The Good Hope Cemetery is the final resting place for veterans of many of America’s wars, including David Jones. Jones earned the Medal of Honor as a member of Company I of the 54th Ohio Volunteer Infantry Regiment in the Union Army. During Gen. Ulysses S. Grant’s Vicksburg Campaign, Jones volunteered for a mission known as the “Forlorn Hope.” It was the lead assault of a major attack and meant certain death or wounding for soldiers in the attacking party. Jones’ Forlorn Hope was part of Grant’s attempt on May 22, 1863 to storm Vicksburg’s defenses and take the city, avoiding a siege. The attack did not succeed. Of the 150 soldiers who volunteered for the assault, many were killed or wounded, including Jones. After a 47 day siege, Vicksburg surrendered on July 4, 1863—the same day as the Union’s victory at Gettysburg.

400 Center Street
Dennison

, OH

The Pittsburgh, Cincinnati, and St. Louis Railway began construction of the Dennison Railroad Shops here in 1864. This rail line was chartered as the Steubenville and Indiana Railroad in 1849, opened in 1855, and integrated into the Pennsylvania Railroad system in 1870. The yard and shops, situated exactly halfway between Pittsburgh and Columbus, were known as the “Altoona of the Pan Handle” and boasted foundries, machine shops, and two roundhouses. The Dennison Shops experienced their busiest period between 1900 and 1921, with over 3,000 workers employed in the complex. A bitter 1922 strike prompted consolidation, and the facility was gradually phased out. The last passenger train stopped in 1970. Ohio Central Railroad Systems revived the line in 1992 as the Columbus and Ohio River Railroad.

Beverly

, OH

Settlement came to Round Bottom in early 1795 following the end of the Indians Wars in what would become Ohio (1791-1795). Pioneers Allen Devol, David Wilson, Nathaniel Cushing, Peter Shaw, and Andrew Story came down the Muskingum River to this rich and extensive alluvion shoreline where agriculture became a way of life for them and later settlers.
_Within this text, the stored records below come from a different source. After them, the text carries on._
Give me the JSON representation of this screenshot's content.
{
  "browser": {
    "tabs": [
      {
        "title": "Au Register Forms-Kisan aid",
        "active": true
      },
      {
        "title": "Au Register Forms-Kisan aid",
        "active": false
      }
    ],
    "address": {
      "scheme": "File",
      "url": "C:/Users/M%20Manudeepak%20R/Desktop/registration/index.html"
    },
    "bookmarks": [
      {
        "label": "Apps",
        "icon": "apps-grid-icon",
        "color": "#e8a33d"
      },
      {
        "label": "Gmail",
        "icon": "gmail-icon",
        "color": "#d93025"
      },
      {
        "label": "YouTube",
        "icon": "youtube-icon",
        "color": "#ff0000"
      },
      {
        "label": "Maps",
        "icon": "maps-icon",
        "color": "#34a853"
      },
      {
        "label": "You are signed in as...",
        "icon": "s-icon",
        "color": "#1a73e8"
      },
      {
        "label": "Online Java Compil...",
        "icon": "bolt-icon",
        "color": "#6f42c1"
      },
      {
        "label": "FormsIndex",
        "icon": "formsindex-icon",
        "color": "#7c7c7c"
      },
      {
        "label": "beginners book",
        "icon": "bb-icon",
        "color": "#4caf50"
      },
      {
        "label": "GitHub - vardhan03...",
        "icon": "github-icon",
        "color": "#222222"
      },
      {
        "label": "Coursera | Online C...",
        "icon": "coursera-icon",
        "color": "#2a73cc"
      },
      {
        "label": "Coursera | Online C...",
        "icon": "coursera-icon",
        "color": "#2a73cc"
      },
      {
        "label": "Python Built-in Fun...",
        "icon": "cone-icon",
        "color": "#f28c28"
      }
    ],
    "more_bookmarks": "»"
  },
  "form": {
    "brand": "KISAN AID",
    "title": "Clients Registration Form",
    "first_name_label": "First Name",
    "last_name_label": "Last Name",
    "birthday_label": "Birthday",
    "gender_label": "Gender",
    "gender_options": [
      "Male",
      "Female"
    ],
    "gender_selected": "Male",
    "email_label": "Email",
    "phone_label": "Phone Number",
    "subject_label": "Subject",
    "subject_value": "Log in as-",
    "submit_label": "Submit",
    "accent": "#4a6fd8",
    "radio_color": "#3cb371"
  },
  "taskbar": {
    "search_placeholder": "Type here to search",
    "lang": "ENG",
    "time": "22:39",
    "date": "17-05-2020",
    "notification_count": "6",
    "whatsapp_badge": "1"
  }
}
They built the Round Bottom Schoolhouse in the fall of 1795 from bricks fired in nearby fields. The school is one of the oldest one-room brick schoolhouses in the state.